+++ RECORDS SHOWN +++
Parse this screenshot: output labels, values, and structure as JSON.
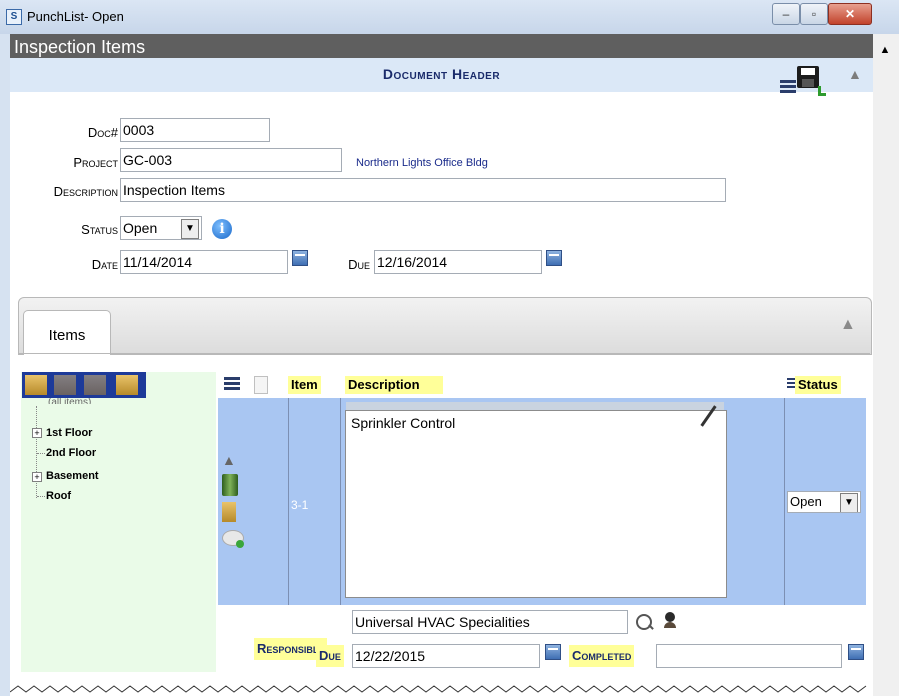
{
  "window": {
    "title": "PunchList- Open",
    "app_icon": "S"
  },
  "page": {
    "title": "Inspection Items"
  },
  "doc_header": {
    "title": "Document Header"
  },
  "form": {
    "doc_label": "Doc#",
    "doc_value": "0003",
    "project_label": "Project",
    "project_value": "GC-003",
    "project_name": "Northern Lights Office Bldg",
    "description_label": "Description",
    "description_value": "Inspection Items",
    "status_label": "Status",
    "status_value": "Open",
    "date_label": "Date",
    "date_value": "11/14/2014",
    "due_label": "Due",
    "due_value": "12/16/2014"
  },
  "items_tab": {
    "label": "Items"
  },
  "tree": {
    "partial_label": "(all items)",
    "nodes": [
      "1st Floor",
      "2nd Floor",
      "Basement",
      "Roof"
    ]
  },
  "grid": {
    "col_item": "Item",
    "col_description": "Description",
    "col_status": "Status",
    "row": {
      "item": "3-1",
      "description": "Sprinkler Control",
      "status": "Open"
    }
  },
  "detail": {
    "responsible_label": "Responsible",
    "responsible_value": "Universal HVAC Specialities",
    "due_label": "Due",
    "due_value": "12/22/2015",
    "completed_label": "Completed",
    "completed_value": ""
  },
  "icons": [
    "menu-icon",
    "save-icon",
    "collapse-icon",
    "info-icon",
    "calendar-icon",
    "trash-icon",
    "search-icon",
    "person-icon",
    "edit-icon",
    "add-comment-icon",
    "folder-icon",
    "arrow-up-icon"
  ],
  "colors": {
    "header_band": "#dbe8f7",
    "row_highlight": "#a9c6f2",
    "tree_bg": "#eafbe8",
    "label_highlight": "#ffff99",
    "title_bar_dark": "#5f5f5f"
  }
}
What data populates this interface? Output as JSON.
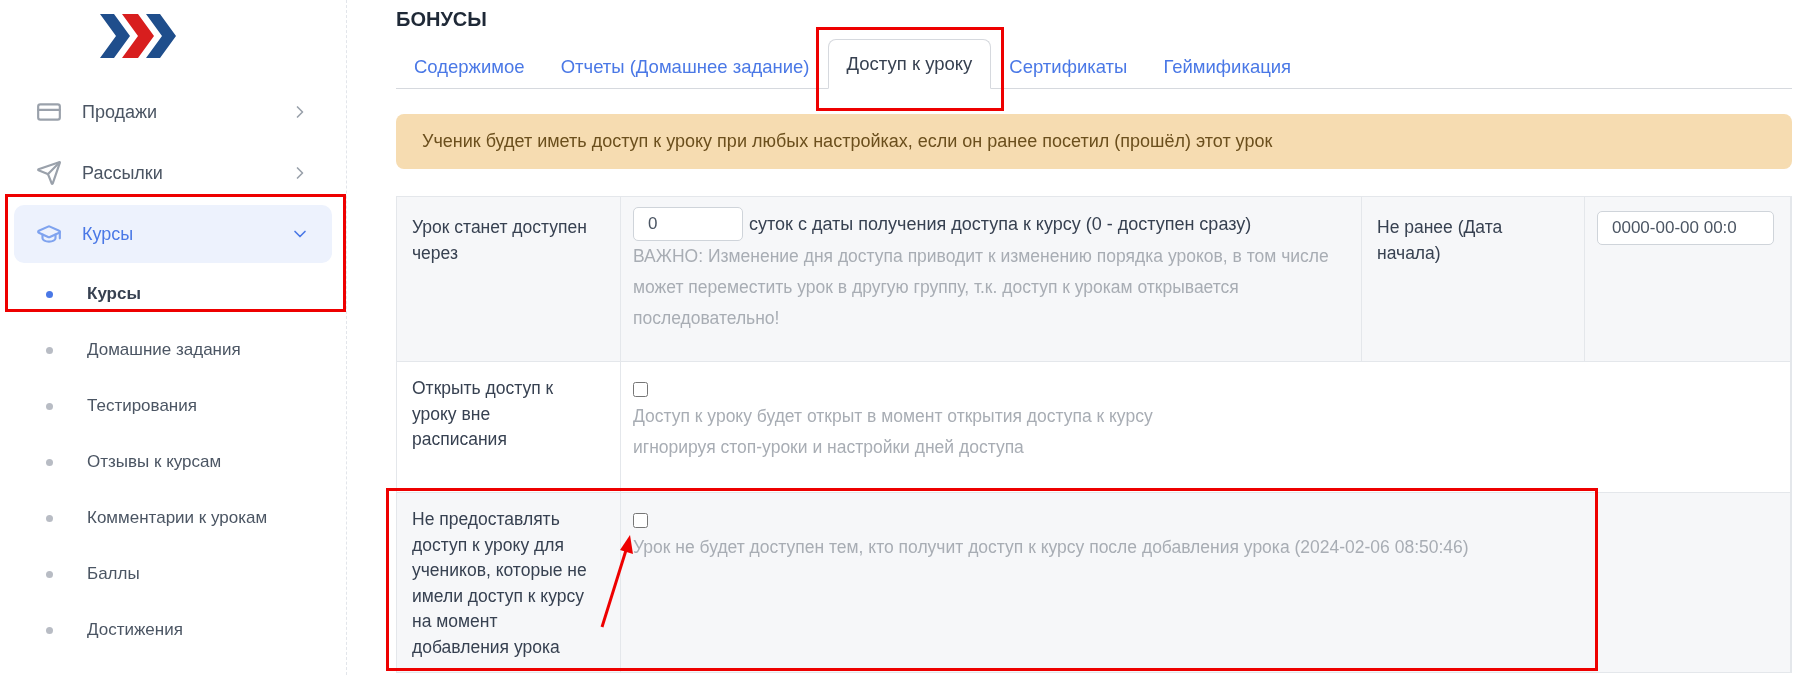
{
  "sidebar": {
    "items": [
      {
        "label": "Продажи",
        "expanded": false,
        "selected": false
      },
      {
        "label": "Рассылки",
        "expanded": false,
        "selected": false
      },
      {
        "label": "Курсы",
        "expanded": true,
        "selected": true,
        "children": [
          {
            "label": "Курсы",
            "selected": true
          },
          {
            "label": "Домашние задания",
            "selected": false
          },
          {
            "label": "Тестирования",
            "selected": false
          },
          {
            "label": "Отзывы к курсам",
            "selected": false
          },
          {
            "label": "Комментарии к урокам",
            "selected": false
          },
          {
            "label": "Баллы",
            "selected": false
          },
          {
            "label": "Достижения",
            "selected": false
          }
        ]
      }
    ]
  },
  "page_title": "БОНУСЫ",
  "tabs": [
    {
      "label": "Содержимое",
      "selected": false
    },
    {
      "label": "Отчеты (Домашнее задание)",
      "selected": false
    },
    {
      "label": "Доступ к уроку",
      "selected": true
    },
    {
      "label": "Сертификаты",
      "selected": false
    },
    {
      "label": "Геймификация",
      "selected": false
    }
  ],
  "alert": "Ученик будет иметь доступ к уроку при любых настройках, если он ранее посетил (прошёл) этот урок",
  "form_rows": [
    {
      "kind": "delay",
      "label": "Урок станет доступен через",
      "value": "0",
      "suffix": "суток с даты получения доступа к курсу (0 - доступен сразу)",
      "note_lines": [
        "ВАЖНО: Изменение дня доступа приводит к изменению порядка уроков, в том числе может переместить урок в другую группу, т.к. доступ к урокам открывается последовательно!"
      ],
      "second_label": "Не ранее (Дата начала)",
      "date_value": "0000-00-00 00:0"
    },
    {
      "kind": "checkbox",
      "label": "Открыть доступ к уроку вне расписания",
      "checked": false,
      "note_lines": [
        "Доступ к уроку будет открыт в момент открытия доступа к курсу",
        "игнорируя стоп-уроки и настройки дней доступа"
      ]
    },
    {
      "kind": "checkbox",
      "label": "Не предоставлять доступ к уроку для учеников, которые не имели доступ к курсу на момент добавления урока",
      "checked": false,
      "note_lines": [
        "Урок не будет доступен тем, кто получит доступ к курсу после добавления урока (2024-02-06 08:50:46)"
      ]
    }
  ]
}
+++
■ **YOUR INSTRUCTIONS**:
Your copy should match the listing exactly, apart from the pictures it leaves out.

■ **EXERCISE RESULT**:
Parse this screenshot: output labels, values, and structure as JSON.
{
  "window": {
    "title": "PunchList- Open",
    "app_icon": "S"
  },
  "page": {
    "title": "Inspection Items"
  },
  "doc_header": {
    "title": "Document Header"
  },
  "form": {
    "doc_label": "Doc#",
    "doc_value": "0003",
    "project_label": "Project",
    "project_value": "GC-003",
    "project_name": "Northern Lights Office Bldg",
    "description_label": "Description",
    "description_value": "Inspection Items",
    "status_label": "Status",
    "status_value": "Open",
    "date_label": "Date",
    "date_value": "11/14/2014",
    "due_label": "Due",
    "due_value": "12/16/2014"
  },
  "items_tab": {
    "label": "Items"
  },
  "tree": {
    "partial_label": "(all items)",
    "nodes": [
      "1st Floor",
      "2nd Floor",
      "Basement",
      "Roof"
    ]
  },
  "grid": {
    "col_item": "Item",
    "col_description": "Description",
    "col_status": "Status",
    "row": {
      "item": "3-1",
      "description": "Sprinkler Control",
      "status": "Open"
    }
  },
  "detail": {
    "responsible_label": "Responsible",
    "responsible_value": "Universal HVAC Specialities",
    "due_label": "Due",
    "due_value": "12/22/2015",
    "completed_label": "Completed",
    "completed_value": ""
  },
  "icons": [
    "menu-icon",
    "save-icon",
    "collapse-icon",
    "info-icon",
    "calendar-icon",
    "trash-icon",
    "search-icon",
    "person-icon",
    "edit-icon",
    "add-comment-icon",
    "folder-icon",
    "arrow-up-icon"
  ],
  "colors": {
    "header_band": "#dbe8f7",
    "row_highlight": "#a9c6f2",
    "tree_bg": "#eafbe8",
    "label_highlight": "#ffff99",
    "title_bar_dark": "#5f5f5f"
  }
}
What data populates this interface? Output as JSON.
{
  "sidebar": {
    "items": [
      {
        "label": "Продажи",
        "expanded": false,
        "selected": false
      },
      {
        "label": "Рассылки",
        "expanded": false,
        "selected": false
      },
      {
        "label": "Курсы",
        "expanded": true,
        "selected": true,
        "children": [
          {
            "label": "Курсы",
            "selected": true
          },
          {
            "label": "Домашние задания",
            "selected": false
          },
          {
            "label": "Тестирования",
            "selected": false
          },
          {
            "label": "Отзывы к курсам",
            "selected": false
          },
          {
            "label": "Комментарии к урокам",
            "selected": false
          },
          {
            "label": "Баллы",
            "selected": false
          },
          {
            "label": "Достижения",
            "selected": false
          }
        ]
      }
    ]
  },
  "page_title": "БОНУСЫ",
  "tabs": [
    {
      "label": "Содержимое",
      "selected": false
    },
    {
      "label": "Отчеты (Домашнее задание)",
      "selected": false
    },
    {
      "label": "Доступ к уроку",
      "selected": true
    },
    {
      "label": "Сертификаты",
      "selected": false
    },
    {
      "label": "Геймификация",
      "selected": false
    }
  ],
  "alert": "Ученик будет иметь доступ к уроку при любых настройках, если он ранее посетил (прошёл) этот урок",
  "form_rows": [
    {
      "kind": "delay",
      "label": "Урок станет доступен через",
      "value": "0",
      "suffix": "суток с даты получения доступа к курсу (0 - доступен сразу)",
      "note_lines": [
        "ВАЖНО: Изменение дня доступа приводит к изменению порядка уроков, в том числе может переместить урок в другую группу, т.к. доступ к урокам открывается последовательно!"
      ],
      "second_label": "Не ранее (Дата начала)",
      "date_value": "0000-00-00 00:0"
    },
    {
      "kind": "checkbox",
      "label": "Открыть доступ к уроку вне расписания",
      "checked": false,
      "note_lines": [
        "Доступ к уроку будет открыт в момент открытия доступа к курсу",
        "игнорируя стоп-уроки и настройки дней доступа"
      ]
    },
    {
      "kind": "checkbox",
      "label": "Не предоставлять доступ к уроку для учеников, которые не имели доступ к курсу на момент добавления урока",
      "checked": false,
      "note_lines": [
        "Урок не будет доступен тем, кто получит доступ к курсу после добавления урока (2024-02-06 08:50:46)"
      ]
    }
  ]
}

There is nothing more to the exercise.